MINGORA, Pakistan — Corpses lay exposed in the Swat Valley's main town on Sunday, and residents rushed to mostly empty markets in search of food a day after the military claimed to have retaken the city from the Taliban....
Many buildings were damaged in parts of Mingora seen by The Associated Press, but not badly. Two decomposing bodies, apparently those of insurgents, lay unburied in a cemetery, while a third charred corpse lay close to a shopping mall. The smell of explosives hung in the air.
"We have been starving for many days. We have been cooking tree leaves to keep ourselves alive. Thank God it is over," said Afzal Khan. "We need food, we need help. We want peace."
[Despite] the estimated 3 million refugees, the Swat offensive has earned Western praise....
Most of Mingora's around 375,000 residents fled before or during the offensive. The military briefly lifted a curfew Sunday, allowing some of the 20,000 or so that remained to buy provisions in the few shops that were open.

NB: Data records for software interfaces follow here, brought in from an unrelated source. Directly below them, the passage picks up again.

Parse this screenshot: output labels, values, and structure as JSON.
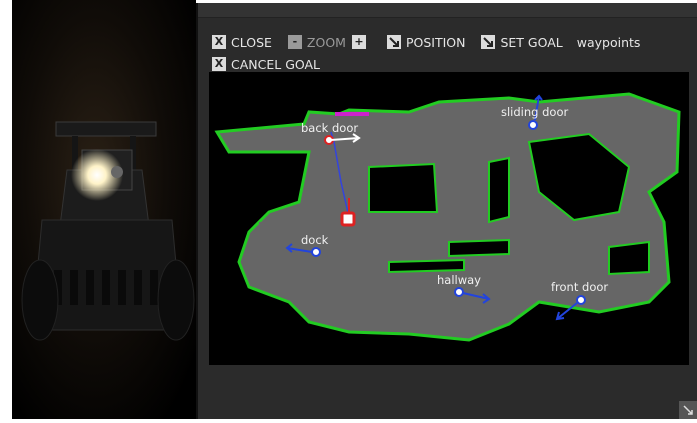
{
  "toolbar": {
    "close_icon": "X",
    "close_label": "CLOSE",
    "zoom_out_icon": "-",
    "zoom_label": "ZOOM",
    "zoom_in_icon": "+",
    "position_label": "POSITION",
    "set_goal_label": "SET GOAL",
    "waypoints_label": "waypoints",
    "cancel_icon": "X",
    "cancel_goal_label": "CANCEL GOAL"
  },
  "waypoints": [
    {
      "label": "back door"
    },
    {
      "label": "sliding door"
    },
    {
      "label": "dock"
    },
    {
      "label": "hallway"
    },
    {
      "label": "front door"
    }
  ],
  "colors": {
    "map_free": "#666666",
    "map_wall": "#22cc22",
    "map_unknown": "#000000",
    "waypoint": "#2244dd",
    "robot": "#dd2222",
    "path": "#cc22cc"
  },
  "icons": {
    "tool_arrow": "arrow-icon",
    "resize": "resize-grip-icon",
    "robot": "robot-marker-icon"
  }
}
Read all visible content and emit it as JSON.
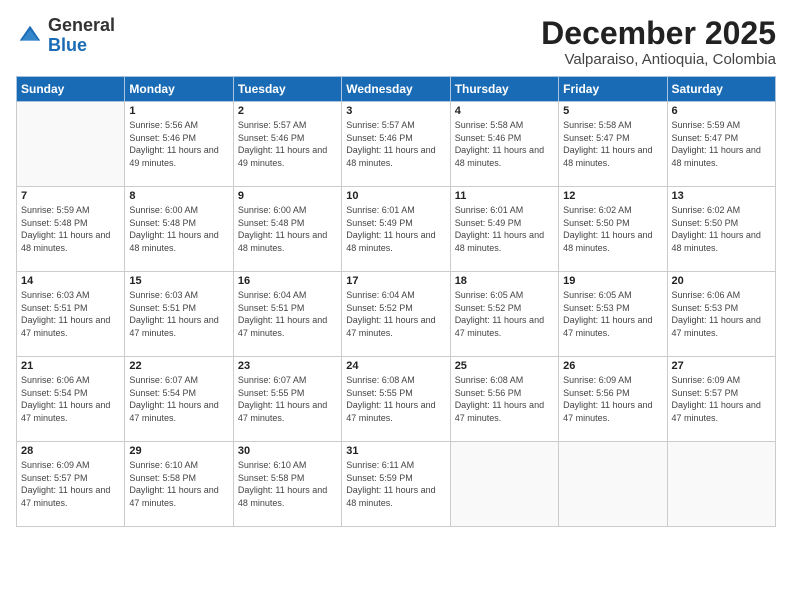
{
  "header": {
    "logo_general": "General",
    "logo_blue": "Blue",
    "month_title": "December 2025",
    "location": "Valparaiso, Antioquia, Colombia"
  },
  "days_of_week": [
    "Sunday",
    "Monday",
    "Tuesday",
    "Wednesday",
    "Thursday",
    "Friday",
    "Saturday"
  ],
  "weeks": [
    [
      {
        "day": "",
        "sunrise": "",
        "sunset": "",
        "daylight": ""
      },
      {
        "day": "1",
        "sunrise": "Sunrise: 5:56 AM",
        "sunset": "Sunset: 5:46 PM",
        "daylight": "Daylight: 11 hours and 49 minutes."
      },
      {
        "day": "2",
        "sunrise": "Sunrise: 5:57 AM",
        "sunset": "Sunset: 5:46 PM",
        "daylight": "Daylight: 11 hours and 49 minutes."
      },
      {
        "day": "3",
        "sunrise": "Sunrise: 5:57 AM",
        "sunset": "Sunset: 5:46 PM",
        "daylight": "Daylight: 11 hours and 48 minutes."
      },
      {
        "day": "4",
        "sunrise": "Sunrise: 5:58 AM",
        "sunset": "Sunset: 5:46 PM",
        "daylight": "Daylight: 11 hours and 48 minutes."
      },
      {
        "day": "5",
        "sunrise": "Sunrise: 5:58 AM",
        "sunset": "Sunset: 5:47 PM",
        "daylight": "Daylight: 11 hours and 48 minutes."
      },
      {
        "day": "6",
        "sunrise": "Sunrise: 5:59 AM",
        "sunset": "Sunset: 5:47 PM",
        "daylight": "Daylight: 11 hours and 48 minutes."
      }
    ],
    [
      {
        "day": "7",
        "sunrise": "Sunrise: 5:59 AM",
        "sunset": "Sunset: 5:48 PM",
        "daylight": "Daylight: 11 hours and 48 minutes."
      },
      {
        "day": "8",
        "sunrise": "Sunrise: 6:00 AM",
        "sunset": "Sunset: 5:48 PM",
        "daylight": "Daylight: 11 hours and 48 minutes."
      },
      {
        "day": "9",
        "sunrise": "Sunrise: 6:00 AM",
        "sunset": "Sunset: 5:48 PM",
        "daylight": "Daylight: 11 hours and 48 minutes."
      },
      {
        "day": "10",
        "sunrise": "Sunrise: 6:01 AM",
        "sunset": "Sunset: 5:49 PM",
        "daylight": "Daylight: 11 hours and 48 minutes."
      },
      {
        "day": "11",
        "sunrise": "Sunrise: 6:01 AM",
        "sunset": "Sunset: 5:49 PM",
        "daylight": "Daylight: 11 hours and 48 minutes."
      },
      {
        "day": "12",
        "sunrise": "Sunrise: 6:02 AM",
        "sunset": "Sunset: 5:50 PM",
        "daylight": "Daylight: 11 hours and 48 minutes."
      },
      {
        "day": "13",
        "sunrise": "Sunrise: 6:02 AM",
        "sunset": "Sunset: 5:50 PM",
        "daylight": "Daylight: 11 hours and 48 minutes."
      }
    ],
    [
      {
        "day": "14",
        "sunrise": "Sunrise: 6:03 AM",
        "sunset": "Sunset: 5:51 PM",
        "daylight": "Daylight: 11 hours and 47 minutes."
      },
      {
        "day": "15",
        "sunrise": "Sunrise: 6:03 AM",
        "sunset": "Sunset: 5:51 PM",
        "daylight": "Daylight: 11 hours and 47 minutes."
      },
      {
        "day": "16",
        "sunrise": "Sunrise: 6:04 AM",
        "sunset": "Sunset: 5:51 PM",
        "daylight": "Daylight: 11 hours and 47 minutes."
      },
      {
        "day": "17",
        "sunrise": "Sunrise: 6:04 AM",
        "sunset": "Sunset: 5:52 PM",
        "daylight": "Daylight: 11 hours and 47 minutes."
      },
      {
        "day": "18",
        "sunrise": "Sunrise: 6:05 AM",
        "sunset": "Sunset: 5:52 PM",
        "daylight": "Daylight: 11 hours and 47 minutes."
      },
      {
        "day": "19",
        "sunrise": "Sunrise: 6:05 AM",
        "sunset": "Sunset: 5:53 PM",
        "daylight": "Daylight: 11 hours and 47 minutes."
      },
      {
        "day": "20",
        "sunrise": "Sunrise: 6:06 AM",
        "sunset": "Sunset: 5:53 PM",
        "daylight": "Daylight: 11 hours and 47 minutes."
      }
    ],
    [
      {
        "day": "21",
        "sunrise": "Sunrise: 6:06 AM",
        "sunset": "Sunset: 5:54 PM",
        "daylight": "Daylight: 11 hours and 47 minutes."
      },
      {
        "day": "22",
        "sunrise": "Sunrise: 6:07 AM",
        "sunset": "Sunset: 5:54 PM",
        "daylight": "Daylight: 11 hours and 47 minutes."
      },
      {
        "day": "23",
        "sunrise": "Sunrise: 6:07 AM",
        "sunset": "Sunset: 5:55 PM",
        "daylight": "Daylight: 11 hours and 47 minutes."
      },
      {
        "day": "24",
        "sunrise": "Sunrise: 6:08 AM",
        "sunset": "Sunset: 5:55 PM",
        "daylight": "Daylight: 11 hours and 47 minutes."
      },
      {
        "day": "25",
        "sunrise": "Sunrise: 6:08 AM",
        "sunset": "Sunset: 5:56 PM",
        "daylight": "Daylight: 11 hours and 47 minutes."
      },
      {
        "day": "26",
        "sunrise": "Sunrise: 6:09 AM",
        "sunset": "Sunset: 5:56 PM",
        "daylight": "Daylight: 11 hours and 47 minutes."
      },
      {
        "day": "27",
        "sunrise": "Sunrise: 6:09 AM",
        "sunset": "Sunset: 5:57 PM",
        "daylight": "Daylight: 11 hours and 47 minutes."
      }
    ],
    [
      {
        "day": "28",
        "sunrise": "Sunrise: 6:09 AM",
        "sunset": "Sunset: 5:57 PM",
        "daylight": "Daylight: 11 hours and 47 minutes."
      },
      {
        "day": "29",
        "sunrise": "Sunrise: 6:10 AM",
        "sunset": "Sunset: 5:58 PM",
        "daylight": "Daylight: 11 hours and 47 minutes."
      },
      {
        "day": "30",
        "sunrise": "Sunrise: 6:10 AM",
        "sunset": "Sunset: 5:58 PM",
        "daylight": "Daylight: 11 hours and 48 minutes."
      },
      {
        "day": "31",
        "sunrise": "Sunrise: 6:11 AM",
        "sunset": "Sunset: 5:59 PM",
        "daylight": "Daylight: 11 hours and 48 minutes."
      },
      {
        "day": "",
        "sunrise": "",
        "sunset": "",
        "daylight": ""
      },
      {
        "day": "",
        "sunrise": "",
        "sunset": "",
        "daylight": ""
      },
      {
        "day": "",
        "sunrise": "",
        "sunset": "",
        "daylight": ""
      }
    ]
  ]
}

Ali Rehman said he had not left his house for 25 days.
"I never knew who was fighting and who was being killed," he said, clutching two bags of flour. "I need help to keep my family alive because I do not have any source of income anymore."
It will be at least two weeks before power is back on....
Proud of yourselves, Americans?